Yuri Kato, publisher of CocktailTimes.com and author of the recently published book Japanese Cocktails, thinks punches make great on-premise promotions for bars. On President’s Day or the Fourth of July, for example, she suggests tantalizing guests with Martha Washington’s Rum Punch, a 200-year-old classic that features a blend of white and dark rum, orange Curaçao, fresh lemon and orange juice, spices and water.
Where to Start
Jeffrey Morgenthaler has had considerable firsthand experience marketing punches. A master mixologist and the bar manager of Clyde Common in Portland, Ore., Morgenthaler says the initial step is finding the appropriate glassware for the job. He recommends searching on eBay or scouring local second-hand stores for punch bowls, ladles and cups.
“I prefer the look and functionality of punch bowls with built-in pedestals. They just look more presentable on a table. From a practicality standpoint, I advise only using sturdy glass punch bowls at a bar. Expensive, high-end glassware has its place, but that place typically isn’t a high-volume bar or cocktail lounge. As for special handling and care, I just treat them with the same care I use with all our glassware.”
One operational concern is how to keep these large drinks from becoming warm as they sit on the table. Adding scoops of ice is an option, but one that often over-dilutes the punch. Victoria D’Amato-Moran prepares a smaller version of whatever punch she’s promoting and freezes the drink in ice trays the night before. She then adds some of those cubes to the punch bowl, keeping the drink cold but not too watery.
A seasoned mixologist with what amounts to a post-graduate degree on the subject, D’Amato-Moran also advises employing a tactic her mother taught her: “She would take a copper Jell-O mold, fill it with water, mint leaves and an assortment of fresh berries and place it in the freezer overnight. The next day it’s submerged into a punch bowl and keeps the drink icy cold with a minimum amount of dilution. It works like a charm.”
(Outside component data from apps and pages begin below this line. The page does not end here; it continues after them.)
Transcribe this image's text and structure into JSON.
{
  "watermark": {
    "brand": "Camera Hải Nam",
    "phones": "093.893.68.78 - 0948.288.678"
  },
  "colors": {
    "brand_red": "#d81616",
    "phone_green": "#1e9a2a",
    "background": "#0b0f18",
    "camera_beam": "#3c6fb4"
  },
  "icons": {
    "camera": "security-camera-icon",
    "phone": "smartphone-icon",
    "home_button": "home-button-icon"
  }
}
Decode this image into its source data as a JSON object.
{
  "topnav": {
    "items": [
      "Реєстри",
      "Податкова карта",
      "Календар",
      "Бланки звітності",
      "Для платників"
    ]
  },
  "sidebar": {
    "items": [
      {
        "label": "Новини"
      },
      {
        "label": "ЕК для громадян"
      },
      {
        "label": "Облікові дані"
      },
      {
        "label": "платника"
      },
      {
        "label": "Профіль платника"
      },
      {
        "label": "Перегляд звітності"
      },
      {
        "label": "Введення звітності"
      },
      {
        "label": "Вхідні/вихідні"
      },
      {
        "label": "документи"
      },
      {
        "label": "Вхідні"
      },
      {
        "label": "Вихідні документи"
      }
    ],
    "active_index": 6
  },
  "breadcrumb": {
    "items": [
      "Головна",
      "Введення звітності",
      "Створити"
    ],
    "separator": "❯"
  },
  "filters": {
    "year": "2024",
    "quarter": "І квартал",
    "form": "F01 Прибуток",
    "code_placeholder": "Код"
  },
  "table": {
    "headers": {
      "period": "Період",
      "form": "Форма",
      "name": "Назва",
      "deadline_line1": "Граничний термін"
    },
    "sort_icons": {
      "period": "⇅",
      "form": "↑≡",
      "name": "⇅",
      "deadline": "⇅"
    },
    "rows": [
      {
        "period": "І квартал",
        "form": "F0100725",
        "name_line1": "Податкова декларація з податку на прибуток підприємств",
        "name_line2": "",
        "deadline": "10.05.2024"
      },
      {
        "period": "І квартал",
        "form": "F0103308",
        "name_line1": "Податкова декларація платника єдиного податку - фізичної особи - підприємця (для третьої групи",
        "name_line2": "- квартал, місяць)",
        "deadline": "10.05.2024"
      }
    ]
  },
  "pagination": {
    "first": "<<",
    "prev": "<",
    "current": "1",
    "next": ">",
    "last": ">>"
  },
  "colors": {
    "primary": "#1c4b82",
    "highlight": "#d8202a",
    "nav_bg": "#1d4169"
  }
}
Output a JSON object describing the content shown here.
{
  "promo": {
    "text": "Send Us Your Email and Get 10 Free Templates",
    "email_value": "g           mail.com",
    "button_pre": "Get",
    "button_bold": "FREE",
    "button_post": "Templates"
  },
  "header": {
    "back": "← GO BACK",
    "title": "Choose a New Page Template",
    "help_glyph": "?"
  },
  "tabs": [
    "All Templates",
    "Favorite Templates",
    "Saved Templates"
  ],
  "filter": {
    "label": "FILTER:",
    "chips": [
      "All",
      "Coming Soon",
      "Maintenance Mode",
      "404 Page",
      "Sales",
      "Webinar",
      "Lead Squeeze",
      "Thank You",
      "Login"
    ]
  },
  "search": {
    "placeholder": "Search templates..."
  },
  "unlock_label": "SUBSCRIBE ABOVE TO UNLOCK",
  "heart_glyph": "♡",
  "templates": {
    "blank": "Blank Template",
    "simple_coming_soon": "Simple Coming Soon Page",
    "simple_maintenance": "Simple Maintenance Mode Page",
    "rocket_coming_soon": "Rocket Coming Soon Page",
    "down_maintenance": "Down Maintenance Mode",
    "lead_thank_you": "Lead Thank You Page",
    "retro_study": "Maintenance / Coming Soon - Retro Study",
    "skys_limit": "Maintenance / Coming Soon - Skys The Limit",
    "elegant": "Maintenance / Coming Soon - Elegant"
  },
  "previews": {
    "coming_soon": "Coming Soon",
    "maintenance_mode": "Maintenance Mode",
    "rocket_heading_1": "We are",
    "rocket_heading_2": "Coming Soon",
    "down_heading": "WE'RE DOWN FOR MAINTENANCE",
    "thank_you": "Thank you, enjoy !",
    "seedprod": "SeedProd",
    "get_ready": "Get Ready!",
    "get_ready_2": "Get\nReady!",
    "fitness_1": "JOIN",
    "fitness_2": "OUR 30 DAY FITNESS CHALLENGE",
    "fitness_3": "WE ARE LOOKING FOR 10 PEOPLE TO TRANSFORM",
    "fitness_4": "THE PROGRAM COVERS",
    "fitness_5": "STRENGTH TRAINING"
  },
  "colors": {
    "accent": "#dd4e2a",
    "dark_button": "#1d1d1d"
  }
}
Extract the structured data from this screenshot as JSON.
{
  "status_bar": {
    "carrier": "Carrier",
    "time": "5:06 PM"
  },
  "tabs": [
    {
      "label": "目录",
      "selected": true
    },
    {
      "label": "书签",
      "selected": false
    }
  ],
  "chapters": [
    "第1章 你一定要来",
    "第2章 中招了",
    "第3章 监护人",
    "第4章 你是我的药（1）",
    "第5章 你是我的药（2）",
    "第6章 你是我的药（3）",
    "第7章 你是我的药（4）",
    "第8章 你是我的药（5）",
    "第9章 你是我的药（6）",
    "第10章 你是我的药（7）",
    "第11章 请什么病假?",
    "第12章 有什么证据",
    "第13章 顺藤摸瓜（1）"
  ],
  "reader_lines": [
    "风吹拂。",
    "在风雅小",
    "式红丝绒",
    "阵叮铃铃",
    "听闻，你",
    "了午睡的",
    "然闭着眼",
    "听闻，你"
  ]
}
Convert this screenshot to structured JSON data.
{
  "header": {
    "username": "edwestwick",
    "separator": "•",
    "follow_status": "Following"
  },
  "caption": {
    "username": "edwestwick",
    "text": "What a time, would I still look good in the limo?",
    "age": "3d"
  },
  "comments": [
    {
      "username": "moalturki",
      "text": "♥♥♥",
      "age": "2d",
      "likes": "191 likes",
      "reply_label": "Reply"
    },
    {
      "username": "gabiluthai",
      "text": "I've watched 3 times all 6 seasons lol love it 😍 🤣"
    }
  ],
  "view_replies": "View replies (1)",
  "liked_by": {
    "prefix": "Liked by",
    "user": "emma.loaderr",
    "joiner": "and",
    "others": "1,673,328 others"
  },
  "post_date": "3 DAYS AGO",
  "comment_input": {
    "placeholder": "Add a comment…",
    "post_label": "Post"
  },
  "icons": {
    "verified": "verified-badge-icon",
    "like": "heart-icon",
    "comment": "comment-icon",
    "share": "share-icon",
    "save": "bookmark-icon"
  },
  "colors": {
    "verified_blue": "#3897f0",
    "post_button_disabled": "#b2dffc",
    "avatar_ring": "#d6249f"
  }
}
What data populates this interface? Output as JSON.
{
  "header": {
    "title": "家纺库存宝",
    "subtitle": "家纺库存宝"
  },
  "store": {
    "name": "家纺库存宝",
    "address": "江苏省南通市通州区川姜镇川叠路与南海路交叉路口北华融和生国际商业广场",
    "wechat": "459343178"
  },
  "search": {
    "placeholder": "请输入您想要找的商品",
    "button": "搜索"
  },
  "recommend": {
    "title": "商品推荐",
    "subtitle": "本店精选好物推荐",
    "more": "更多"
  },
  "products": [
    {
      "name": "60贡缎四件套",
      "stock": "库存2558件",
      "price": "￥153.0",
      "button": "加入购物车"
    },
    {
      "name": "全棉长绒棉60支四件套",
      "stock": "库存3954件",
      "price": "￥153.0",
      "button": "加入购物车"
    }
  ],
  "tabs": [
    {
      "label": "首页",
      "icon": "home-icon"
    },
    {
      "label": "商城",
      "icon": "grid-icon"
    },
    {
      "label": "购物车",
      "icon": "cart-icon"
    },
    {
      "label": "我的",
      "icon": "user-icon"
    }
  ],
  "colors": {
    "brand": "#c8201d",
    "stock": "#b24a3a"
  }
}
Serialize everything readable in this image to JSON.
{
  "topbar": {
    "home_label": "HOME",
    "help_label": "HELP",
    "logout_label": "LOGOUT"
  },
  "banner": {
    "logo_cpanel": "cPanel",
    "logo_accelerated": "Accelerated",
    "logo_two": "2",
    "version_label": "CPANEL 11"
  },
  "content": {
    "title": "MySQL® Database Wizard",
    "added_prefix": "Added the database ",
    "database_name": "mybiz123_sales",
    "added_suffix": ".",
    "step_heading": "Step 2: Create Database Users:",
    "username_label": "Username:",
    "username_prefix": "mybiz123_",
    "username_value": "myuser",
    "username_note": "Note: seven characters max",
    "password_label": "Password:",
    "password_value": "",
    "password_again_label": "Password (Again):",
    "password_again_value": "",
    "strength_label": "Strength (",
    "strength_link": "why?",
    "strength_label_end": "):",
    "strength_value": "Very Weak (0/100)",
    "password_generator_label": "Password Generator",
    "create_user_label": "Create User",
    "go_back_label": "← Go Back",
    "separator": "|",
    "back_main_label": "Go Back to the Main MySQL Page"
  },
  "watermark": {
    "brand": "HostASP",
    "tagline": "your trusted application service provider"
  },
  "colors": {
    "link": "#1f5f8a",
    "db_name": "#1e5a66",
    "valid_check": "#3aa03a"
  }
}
Kato also offers this piece of advice: “If you’re making a punch for a group of people who will consume the punch right away, I don’t think covering a punch bowl is necessary, but if your bar is serving punch all day, I’d definitely put some sort of a cover on the punch bowl. I personally wouldn’t order a punch that’s sitting on the bar for hours.”
Regarding how to go about developing a punch drink for your bar, Pogash recommends beginning with a classic recipe and updating it for your clientele. For example, at The Campbell Apartment and The Empire Room, Pogash promotes an upscale version of the Prohibition Punch in single servings, which he describes as a fantasized Planter’s Punch with added passion fruit juice and Moët & Chandon Champagne ($16). It’s been a profitable venture because, he explains, “it’s so popular, it just becomes one of those drinks that allows for profit. We sell so many of them every day.”
At his other venues, the Prohibition Punch recipe substitutes the passion fruit juice with passion fruit tea-infused Appleton VX Rum. “The response has been tremendous. Guests return time and time again just to drink our punches and to brag to their friends that these are some of the best drinks they’ve encountered in a while.”
And that, my friends, sums up why punch drinks have become a bankable trend. NCB
Thirsty for More?
Looking for some field-tested punch recipes? The mixologists featured in this article have given us their best. Check out these punch recipes here.